So why do Malaysian authorities like to suddenly declare public holidays for what feels like insignificant reasons? Don’t get us wrong, not that we wanna downplay Selangor’s victory or whatever, but really, we just wanna explore whether there’s a need to give an off day for something like winning a local football match.
Some Malaysians feel like ‘ada udang di sebalik batu’ (literally translated in English: there’s a prawn behind the stone). Some say that public holidays are used to gain political mileage. Like the rakyat will love politicians more if they give out holidays like Oprah Winfrey gives out stuff.
E.g. back in 2008 before Thaipusam was a public holiday, the government was considering making it one. Lim Kit Siang talked about how it was seen as a political tool to get support for BN from 2 million Malaysian Indians.
On a side-note, why is it ALWAYS football? Najib has hailed Nicol David as Malaysia’s most successful sports icon, yet the country has never declared public holiday for the squash matches she’s won. Or Lee Chong Wei for his badminton victories, or even Pandelela Rinong when she won our first non-badminton related Olympic medal?

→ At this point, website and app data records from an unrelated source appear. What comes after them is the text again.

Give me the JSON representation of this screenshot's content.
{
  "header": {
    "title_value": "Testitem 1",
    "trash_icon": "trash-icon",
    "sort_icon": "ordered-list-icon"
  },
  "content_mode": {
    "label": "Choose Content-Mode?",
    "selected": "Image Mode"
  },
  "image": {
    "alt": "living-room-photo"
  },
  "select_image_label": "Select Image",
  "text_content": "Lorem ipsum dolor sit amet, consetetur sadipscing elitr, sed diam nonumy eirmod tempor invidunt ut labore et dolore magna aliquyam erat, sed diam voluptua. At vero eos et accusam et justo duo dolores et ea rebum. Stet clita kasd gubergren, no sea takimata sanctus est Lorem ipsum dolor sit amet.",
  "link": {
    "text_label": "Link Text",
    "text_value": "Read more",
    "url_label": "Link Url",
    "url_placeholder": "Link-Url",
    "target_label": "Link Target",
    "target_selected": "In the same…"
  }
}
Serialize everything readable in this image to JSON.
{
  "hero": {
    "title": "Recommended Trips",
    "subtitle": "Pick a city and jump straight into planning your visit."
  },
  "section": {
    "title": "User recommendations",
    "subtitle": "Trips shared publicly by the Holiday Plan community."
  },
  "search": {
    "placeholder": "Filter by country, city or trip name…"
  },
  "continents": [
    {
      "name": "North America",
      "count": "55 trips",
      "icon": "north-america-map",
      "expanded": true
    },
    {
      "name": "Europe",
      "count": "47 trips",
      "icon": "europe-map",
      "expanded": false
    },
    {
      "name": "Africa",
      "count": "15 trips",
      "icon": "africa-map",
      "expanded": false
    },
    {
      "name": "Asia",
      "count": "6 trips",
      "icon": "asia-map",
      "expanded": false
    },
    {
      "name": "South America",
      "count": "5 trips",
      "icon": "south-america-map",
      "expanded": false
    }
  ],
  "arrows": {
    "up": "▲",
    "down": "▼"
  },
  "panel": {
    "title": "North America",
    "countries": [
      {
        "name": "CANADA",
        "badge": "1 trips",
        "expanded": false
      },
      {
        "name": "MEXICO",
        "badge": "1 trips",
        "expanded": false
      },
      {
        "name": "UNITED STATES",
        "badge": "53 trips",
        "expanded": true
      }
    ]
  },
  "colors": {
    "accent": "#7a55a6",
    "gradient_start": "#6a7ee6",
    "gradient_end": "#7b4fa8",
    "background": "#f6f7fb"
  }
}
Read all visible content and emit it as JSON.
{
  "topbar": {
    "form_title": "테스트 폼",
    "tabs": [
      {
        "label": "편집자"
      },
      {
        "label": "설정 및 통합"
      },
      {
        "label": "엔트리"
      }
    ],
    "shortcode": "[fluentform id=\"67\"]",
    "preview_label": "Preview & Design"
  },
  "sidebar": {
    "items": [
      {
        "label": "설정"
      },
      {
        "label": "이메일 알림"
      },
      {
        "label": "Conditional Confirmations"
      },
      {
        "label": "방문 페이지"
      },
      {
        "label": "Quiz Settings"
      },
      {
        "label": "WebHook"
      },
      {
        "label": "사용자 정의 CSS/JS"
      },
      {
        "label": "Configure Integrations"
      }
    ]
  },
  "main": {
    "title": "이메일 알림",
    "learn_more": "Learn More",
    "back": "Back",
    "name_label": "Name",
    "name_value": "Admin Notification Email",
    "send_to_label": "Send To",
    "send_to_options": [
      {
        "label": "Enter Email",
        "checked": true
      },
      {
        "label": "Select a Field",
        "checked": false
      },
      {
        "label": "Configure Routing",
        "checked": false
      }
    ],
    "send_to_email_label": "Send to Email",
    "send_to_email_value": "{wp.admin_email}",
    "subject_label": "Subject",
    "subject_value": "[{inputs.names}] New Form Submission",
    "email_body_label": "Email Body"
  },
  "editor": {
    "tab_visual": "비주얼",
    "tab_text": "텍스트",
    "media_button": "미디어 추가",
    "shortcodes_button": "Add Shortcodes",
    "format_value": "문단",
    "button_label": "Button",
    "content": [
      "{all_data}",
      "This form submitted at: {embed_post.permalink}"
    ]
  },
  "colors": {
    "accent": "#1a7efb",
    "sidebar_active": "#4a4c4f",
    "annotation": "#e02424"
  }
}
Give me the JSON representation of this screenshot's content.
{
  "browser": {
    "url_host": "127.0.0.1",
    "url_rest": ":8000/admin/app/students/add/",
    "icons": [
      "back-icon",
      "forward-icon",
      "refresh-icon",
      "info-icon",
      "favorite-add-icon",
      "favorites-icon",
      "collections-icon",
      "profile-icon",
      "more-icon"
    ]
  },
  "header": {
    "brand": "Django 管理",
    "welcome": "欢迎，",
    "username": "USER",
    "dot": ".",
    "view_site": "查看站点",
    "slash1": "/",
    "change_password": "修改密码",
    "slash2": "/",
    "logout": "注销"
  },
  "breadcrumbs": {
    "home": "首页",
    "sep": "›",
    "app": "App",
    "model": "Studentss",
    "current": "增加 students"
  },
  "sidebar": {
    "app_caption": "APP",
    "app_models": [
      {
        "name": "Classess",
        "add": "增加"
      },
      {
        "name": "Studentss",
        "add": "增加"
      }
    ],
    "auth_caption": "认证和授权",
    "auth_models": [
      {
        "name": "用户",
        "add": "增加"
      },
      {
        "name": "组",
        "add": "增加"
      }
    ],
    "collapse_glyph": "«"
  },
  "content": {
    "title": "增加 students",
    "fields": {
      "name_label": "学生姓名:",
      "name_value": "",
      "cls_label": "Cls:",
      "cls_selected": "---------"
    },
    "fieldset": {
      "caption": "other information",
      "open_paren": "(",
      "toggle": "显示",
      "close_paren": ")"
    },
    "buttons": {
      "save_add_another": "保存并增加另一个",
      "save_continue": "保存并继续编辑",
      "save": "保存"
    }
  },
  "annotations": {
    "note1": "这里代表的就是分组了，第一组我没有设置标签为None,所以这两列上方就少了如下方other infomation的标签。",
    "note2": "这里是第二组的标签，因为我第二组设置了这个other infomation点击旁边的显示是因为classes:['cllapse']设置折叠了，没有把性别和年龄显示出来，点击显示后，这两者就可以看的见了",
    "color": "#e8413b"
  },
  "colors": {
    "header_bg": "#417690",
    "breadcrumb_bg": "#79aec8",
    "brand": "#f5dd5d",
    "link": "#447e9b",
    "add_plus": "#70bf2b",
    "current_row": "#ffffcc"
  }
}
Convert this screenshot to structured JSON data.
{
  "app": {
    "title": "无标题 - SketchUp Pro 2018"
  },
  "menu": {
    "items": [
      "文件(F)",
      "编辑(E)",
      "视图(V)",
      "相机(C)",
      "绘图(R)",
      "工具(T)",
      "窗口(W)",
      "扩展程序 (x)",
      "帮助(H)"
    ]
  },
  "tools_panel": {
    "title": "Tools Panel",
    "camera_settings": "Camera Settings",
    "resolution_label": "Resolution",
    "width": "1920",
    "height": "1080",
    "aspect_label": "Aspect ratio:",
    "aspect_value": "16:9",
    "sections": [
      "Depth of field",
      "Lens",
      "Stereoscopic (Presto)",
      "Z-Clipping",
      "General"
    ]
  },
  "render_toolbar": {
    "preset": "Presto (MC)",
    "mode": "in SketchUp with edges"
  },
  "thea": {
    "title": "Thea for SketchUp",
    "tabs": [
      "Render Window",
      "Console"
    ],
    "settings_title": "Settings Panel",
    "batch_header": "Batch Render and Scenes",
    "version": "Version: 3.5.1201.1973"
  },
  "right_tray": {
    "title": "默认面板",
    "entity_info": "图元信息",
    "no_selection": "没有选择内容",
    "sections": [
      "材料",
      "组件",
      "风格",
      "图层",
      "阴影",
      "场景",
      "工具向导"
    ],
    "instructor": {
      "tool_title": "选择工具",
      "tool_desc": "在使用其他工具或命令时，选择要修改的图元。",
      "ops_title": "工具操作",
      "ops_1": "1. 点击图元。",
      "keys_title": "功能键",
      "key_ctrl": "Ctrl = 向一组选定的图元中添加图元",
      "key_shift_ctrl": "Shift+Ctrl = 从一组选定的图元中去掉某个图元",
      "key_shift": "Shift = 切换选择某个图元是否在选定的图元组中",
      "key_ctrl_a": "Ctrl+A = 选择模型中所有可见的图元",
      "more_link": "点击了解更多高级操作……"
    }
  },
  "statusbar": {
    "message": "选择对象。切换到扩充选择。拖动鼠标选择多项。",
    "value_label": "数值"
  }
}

“If we give a public holiday every time (world squash champion) Nicol David wins a tournament, Malaysians will never need to go to work.” – Harith Iskander, as quoted by The Ant Daily
Of course, there’s no way to actually PROVE this la. It’s just something we came across a lot in our research – that some people immediately associate it as political. (Click here for some examples.) In fact, it seems like our PM also don’t really support it because he reportedly tweeted it was costly for the nation to declare public holiday and we shouldn’t overdo it. (But that was after he once declared public holiday when we won the Suzuki Cup in 2010.)
Yes, we love public holidays, but maybe we have enough as it is?
So the Selangor public are split on how they feel about sudden public holidays. Love it or hate it, it would be better to have some proper planning la at least. Not suddenly declare TOMORROW no need masuk office. It could put a damper on productivity too if employees are struck with a case of post-holiday syndrome. Ehh, it happens, even if it’s just one day, k! What more if it extends the weekend.
“Employers should put in place some mechanism to avoid losing momentum in productivity,” said Malaysian Employers Federation (MEF) Executive Director Datuk Shamsuddin Bardan on The Malay Mail Online.
Maybe if they die-die wanna declare public holiday since it’s usually a football tradition for Malaysian states, mebe kasi chan plan it at a later date? Again, this is so that companies and businesses can plan around their schedule and make things work. And for the people, they can plan their activities, so that they don’t end up just bumming at home.
Wahlau if Malaysia win World Cup, 1 month holiday all business will chaplap.
If you were on holiday yesterday, what were you doing and what were you supposed to be doing? Let us know in the comments below.